Citation: Zheng K, Salinas AJ and Lao J (2021) Editorial: Hybrids Part A: Hybrids for Tissue Regeneration. Front. Bioeng. Biotechnol. 9:746641. doi: 10.3389/fbioe.2021.746641

Received: 24 July 2021; Accepted: 03 August 2021;
Published: 17 August 2021.

Edited and reviewed by:

Hasan Uludag, University of Alberta, Canada

Copyright © 2021 Zheng, Salinas and Lao. This is an open-access article distributed under the terms of the Creative Commons Attribution License (CC BY). The use, distribution or reproduction in other forums is permitted, provided the original author(s) and the copyright owner(s) are credited and that the original publication in this journal is cited, in accordance with accepted academic practice. No use, distribution or reproduction is permitted which does not comply with these terms.

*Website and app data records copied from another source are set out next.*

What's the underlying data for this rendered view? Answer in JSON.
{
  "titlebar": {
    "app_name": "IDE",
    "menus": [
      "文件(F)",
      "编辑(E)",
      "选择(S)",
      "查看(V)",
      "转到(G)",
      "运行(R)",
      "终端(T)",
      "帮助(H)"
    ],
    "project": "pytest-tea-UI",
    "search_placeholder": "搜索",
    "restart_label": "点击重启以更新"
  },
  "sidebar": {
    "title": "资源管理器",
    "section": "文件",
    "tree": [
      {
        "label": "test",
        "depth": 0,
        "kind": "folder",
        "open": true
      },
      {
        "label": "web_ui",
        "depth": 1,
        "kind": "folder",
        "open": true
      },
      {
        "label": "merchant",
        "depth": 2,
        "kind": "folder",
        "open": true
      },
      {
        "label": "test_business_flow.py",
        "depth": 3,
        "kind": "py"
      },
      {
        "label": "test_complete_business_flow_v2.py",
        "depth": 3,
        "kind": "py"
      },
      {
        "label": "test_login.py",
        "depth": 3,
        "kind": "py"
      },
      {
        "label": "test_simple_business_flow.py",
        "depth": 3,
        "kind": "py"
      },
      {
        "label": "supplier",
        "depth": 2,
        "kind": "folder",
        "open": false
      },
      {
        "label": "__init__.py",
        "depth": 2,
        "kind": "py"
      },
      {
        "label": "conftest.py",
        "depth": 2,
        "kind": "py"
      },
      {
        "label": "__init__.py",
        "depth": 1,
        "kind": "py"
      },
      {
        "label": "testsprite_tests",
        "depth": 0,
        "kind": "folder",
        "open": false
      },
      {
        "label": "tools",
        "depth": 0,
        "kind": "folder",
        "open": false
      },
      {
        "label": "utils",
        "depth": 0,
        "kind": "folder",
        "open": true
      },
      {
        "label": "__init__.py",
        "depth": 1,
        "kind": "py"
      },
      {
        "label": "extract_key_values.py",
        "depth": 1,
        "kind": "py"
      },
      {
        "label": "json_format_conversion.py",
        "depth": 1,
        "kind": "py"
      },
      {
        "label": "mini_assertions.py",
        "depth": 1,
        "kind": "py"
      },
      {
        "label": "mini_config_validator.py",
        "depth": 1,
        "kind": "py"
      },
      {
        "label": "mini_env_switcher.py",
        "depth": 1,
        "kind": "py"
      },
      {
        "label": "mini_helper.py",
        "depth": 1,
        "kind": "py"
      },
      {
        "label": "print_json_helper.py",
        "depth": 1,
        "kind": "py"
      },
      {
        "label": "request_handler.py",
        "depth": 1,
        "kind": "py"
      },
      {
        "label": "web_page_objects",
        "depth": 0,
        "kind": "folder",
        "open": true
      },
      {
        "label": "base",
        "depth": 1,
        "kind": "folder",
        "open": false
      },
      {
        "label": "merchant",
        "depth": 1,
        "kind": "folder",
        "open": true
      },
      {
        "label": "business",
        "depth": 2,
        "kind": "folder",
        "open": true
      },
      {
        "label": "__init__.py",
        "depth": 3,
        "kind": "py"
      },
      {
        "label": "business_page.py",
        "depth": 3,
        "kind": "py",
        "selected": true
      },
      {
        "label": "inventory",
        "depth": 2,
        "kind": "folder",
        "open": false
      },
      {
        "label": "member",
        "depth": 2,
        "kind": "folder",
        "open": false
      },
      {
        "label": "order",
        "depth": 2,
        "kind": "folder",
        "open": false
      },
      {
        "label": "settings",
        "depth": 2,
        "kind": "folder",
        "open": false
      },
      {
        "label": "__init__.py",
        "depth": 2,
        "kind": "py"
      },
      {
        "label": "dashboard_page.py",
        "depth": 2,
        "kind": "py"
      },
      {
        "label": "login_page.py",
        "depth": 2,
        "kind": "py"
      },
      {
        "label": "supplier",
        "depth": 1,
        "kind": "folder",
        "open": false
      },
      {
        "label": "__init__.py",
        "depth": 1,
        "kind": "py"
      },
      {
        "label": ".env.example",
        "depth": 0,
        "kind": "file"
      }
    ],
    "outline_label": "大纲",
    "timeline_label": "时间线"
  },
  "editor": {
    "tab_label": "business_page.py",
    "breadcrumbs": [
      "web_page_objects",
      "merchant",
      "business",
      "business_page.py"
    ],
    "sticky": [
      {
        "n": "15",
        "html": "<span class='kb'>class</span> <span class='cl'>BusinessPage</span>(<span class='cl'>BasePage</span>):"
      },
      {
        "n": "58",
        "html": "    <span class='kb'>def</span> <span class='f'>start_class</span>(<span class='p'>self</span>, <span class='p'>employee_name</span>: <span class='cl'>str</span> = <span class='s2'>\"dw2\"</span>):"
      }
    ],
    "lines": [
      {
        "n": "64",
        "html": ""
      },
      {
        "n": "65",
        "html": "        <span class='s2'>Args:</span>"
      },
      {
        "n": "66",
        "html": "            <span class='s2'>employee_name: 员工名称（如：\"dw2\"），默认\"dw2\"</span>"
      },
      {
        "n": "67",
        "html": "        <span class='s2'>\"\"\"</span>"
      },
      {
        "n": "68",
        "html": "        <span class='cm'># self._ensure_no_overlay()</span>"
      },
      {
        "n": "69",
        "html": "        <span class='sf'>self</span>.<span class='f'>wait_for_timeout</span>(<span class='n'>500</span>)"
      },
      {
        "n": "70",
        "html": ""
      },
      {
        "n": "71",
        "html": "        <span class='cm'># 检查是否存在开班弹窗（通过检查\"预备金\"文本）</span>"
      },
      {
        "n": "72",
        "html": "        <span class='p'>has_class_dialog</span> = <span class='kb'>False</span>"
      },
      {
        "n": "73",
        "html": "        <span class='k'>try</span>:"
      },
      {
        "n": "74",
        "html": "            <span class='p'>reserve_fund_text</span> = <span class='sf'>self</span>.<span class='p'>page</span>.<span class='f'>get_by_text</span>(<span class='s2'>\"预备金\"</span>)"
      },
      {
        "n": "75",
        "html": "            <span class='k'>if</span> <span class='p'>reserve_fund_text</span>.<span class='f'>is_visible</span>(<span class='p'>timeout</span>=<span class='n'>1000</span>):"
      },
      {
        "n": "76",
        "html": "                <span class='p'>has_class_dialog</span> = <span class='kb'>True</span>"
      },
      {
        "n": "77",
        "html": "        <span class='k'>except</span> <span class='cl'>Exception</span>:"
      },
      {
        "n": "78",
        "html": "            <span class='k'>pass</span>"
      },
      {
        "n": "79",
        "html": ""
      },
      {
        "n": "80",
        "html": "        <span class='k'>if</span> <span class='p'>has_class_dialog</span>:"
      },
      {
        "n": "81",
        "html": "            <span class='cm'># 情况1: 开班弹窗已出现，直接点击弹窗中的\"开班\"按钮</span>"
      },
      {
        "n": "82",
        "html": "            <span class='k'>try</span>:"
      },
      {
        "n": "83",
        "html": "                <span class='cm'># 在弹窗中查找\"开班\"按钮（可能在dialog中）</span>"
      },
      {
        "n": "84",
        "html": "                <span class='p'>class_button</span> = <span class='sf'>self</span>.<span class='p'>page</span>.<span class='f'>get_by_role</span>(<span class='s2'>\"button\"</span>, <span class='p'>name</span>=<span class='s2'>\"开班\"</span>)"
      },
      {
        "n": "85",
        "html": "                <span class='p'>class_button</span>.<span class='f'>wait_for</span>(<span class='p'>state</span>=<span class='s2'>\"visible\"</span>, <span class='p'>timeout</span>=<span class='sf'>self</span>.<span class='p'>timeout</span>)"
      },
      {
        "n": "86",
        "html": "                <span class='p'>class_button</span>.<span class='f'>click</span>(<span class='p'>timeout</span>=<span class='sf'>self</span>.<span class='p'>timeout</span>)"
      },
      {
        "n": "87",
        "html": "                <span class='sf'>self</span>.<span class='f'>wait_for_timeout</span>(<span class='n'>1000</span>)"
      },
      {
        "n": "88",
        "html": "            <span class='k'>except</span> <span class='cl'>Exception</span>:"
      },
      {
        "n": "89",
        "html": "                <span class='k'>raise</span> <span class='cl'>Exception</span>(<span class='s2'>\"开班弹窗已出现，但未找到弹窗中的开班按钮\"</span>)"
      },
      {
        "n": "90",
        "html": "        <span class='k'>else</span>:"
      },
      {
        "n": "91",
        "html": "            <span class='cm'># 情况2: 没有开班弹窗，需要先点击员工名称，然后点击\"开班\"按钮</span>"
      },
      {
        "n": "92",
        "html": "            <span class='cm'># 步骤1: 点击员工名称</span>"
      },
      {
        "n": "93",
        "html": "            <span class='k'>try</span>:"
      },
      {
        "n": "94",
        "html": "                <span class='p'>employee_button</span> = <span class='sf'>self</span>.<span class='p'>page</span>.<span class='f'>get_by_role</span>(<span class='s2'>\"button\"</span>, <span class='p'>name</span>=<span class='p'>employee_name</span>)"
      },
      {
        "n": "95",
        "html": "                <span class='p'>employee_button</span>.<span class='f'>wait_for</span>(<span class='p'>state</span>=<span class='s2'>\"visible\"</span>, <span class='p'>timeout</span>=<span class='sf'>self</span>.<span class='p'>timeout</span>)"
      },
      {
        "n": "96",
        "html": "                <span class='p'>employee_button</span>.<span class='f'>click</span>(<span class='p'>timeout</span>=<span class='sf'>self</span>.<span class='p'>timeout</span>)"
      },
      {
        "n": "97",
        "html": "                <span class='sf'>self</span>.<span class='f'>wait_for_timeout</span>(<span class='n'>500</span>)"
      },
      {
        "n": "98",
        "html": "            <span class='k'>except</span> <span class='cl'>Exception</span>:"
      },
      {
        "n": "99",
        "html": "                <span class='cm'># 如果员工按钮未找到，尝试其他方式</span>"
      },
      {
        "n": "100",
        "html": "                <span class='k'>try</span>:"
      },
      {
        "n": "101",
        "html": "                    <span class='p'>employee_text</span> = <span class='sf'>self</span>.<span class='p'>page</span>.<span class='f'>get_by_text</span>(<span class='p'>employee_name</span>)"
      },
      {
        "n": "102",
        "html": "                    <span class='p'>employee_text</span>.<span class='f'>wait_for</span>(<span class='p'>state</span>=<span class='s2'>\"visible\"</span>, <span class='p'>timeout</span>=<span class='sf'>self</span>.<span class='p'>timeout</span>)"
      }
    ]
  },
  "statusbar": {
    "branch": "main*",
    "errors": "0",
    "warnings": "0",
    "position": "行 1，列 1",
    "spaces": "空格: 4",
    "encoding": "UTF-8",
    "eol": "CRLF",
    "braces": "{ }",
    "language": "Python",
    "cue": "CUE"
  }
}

*Correspondence: Kai Zheng,; Antonio Jesus Salinas,; Jonathan Lao,